Reinforced concrete (RC) is a composite material in which concrete's relatively low tensile
strength and ductility are counteracted by the inclusion of reinforcement having higher tensile
strength or ductility. The reinforcement is usually, though not necessarily, steel reinforcing bars
(rebar) and is usually embedded passively in the concrete before the concrete sets. Reinforcing
schemes are generally designed to resist tensile stresses in particular regions of the concrete that
might cause unacceptable cracking and/or structural failure. Modern reinforced concrete can contain
varied reinforcing materials made of steel, polymers or alternate composite material in conjunction
with rebar or not. Reinforced concrete may also be permanently stressed (in tension), so as to
improve the behaviour of the final structure under working loads. In the United States, the most
common methods of doing this are known as pre-tensioning and post-tensioning.

For a strong, ductile and durable construction the reinforcement needs to have the following
properties at least:
 High relative strength
 High toleration of tensile strain
 Good bond to the concrete, irrespective of pH, moisture, and similar factors
 Thermal compatibility, not causing unacceptable stresses in response to changing temperatures.
 Durability in the concrete environment, irrespective of corrosion or sustained stress for example.

Structural steel is a category of steel used for making construction materials in a variety of shapes.
Many structural steel shapes take the form of an elongated beam having a profile of a specific cross
section. Structural steel shapes, sizes, chemical composition, mechanical properties such as
strengths, storage practices, etc., are regulated by standards in most industrialized countries.
Most structural steel shapes, such as I-beams, have high second moments of area, which means

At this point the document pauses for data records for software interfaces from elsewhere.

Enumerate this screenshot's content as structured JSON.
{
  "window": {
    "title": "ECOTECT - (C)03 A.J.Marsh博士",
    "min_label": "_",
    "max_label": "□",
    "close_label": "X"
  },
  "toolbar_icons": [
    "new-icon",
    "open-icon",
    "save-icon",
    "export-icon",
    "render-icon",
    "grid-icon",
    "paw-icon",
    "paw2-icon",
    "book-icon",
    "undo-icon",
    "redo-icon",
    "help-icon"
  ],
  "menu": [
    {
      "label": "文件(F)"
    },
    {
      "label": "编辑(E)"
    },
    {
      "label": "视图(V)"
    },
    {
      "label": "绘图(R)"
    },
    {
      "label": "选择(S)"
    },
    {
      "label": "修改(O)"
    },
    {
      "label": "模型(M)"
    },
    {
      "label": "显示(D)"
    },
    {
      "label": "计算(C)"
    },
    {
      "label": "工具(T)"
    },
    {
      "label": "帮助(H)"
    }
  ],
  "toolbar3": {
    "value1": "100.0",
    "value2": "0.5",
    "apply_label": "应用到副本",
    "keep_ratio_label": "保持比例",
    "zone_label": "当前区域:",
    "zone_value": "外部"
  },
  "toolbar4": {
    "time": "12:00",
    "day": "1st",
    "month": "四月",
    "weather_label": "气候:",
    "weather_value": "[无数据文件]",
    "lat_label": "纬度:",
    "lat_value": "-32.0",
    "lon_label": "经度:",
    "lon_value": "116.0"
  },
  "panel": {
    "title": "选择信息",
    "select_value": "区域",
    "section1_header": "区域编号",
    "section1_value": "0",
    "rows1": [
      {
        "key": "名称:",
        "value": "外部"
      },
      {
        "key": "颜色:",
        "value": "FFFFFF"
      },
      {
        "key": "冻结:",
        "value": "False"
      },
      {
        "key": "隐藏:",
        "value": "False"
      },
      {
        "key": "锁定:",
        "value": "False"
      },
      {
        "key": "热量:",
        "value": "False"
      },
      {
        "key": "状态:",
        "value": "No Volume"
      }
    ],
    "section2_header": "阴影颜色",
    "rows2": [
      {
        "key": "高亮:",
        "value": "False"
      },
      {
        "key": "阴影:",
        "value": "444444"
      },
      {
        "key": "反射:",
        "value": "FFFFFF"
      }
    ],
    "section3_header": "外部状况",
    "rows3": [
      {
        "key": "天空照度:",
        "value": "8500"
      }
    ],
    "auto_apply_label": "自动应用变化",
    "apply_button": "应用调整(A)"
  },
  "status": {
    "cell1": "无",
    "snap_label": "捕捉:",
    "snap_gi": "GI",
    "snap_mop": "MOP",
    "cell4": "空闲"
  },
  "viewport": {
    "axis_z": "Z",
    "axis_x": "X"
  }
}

they are very stiff in respect to their cross-sectional area and thus can support a high load without
excessive sagging.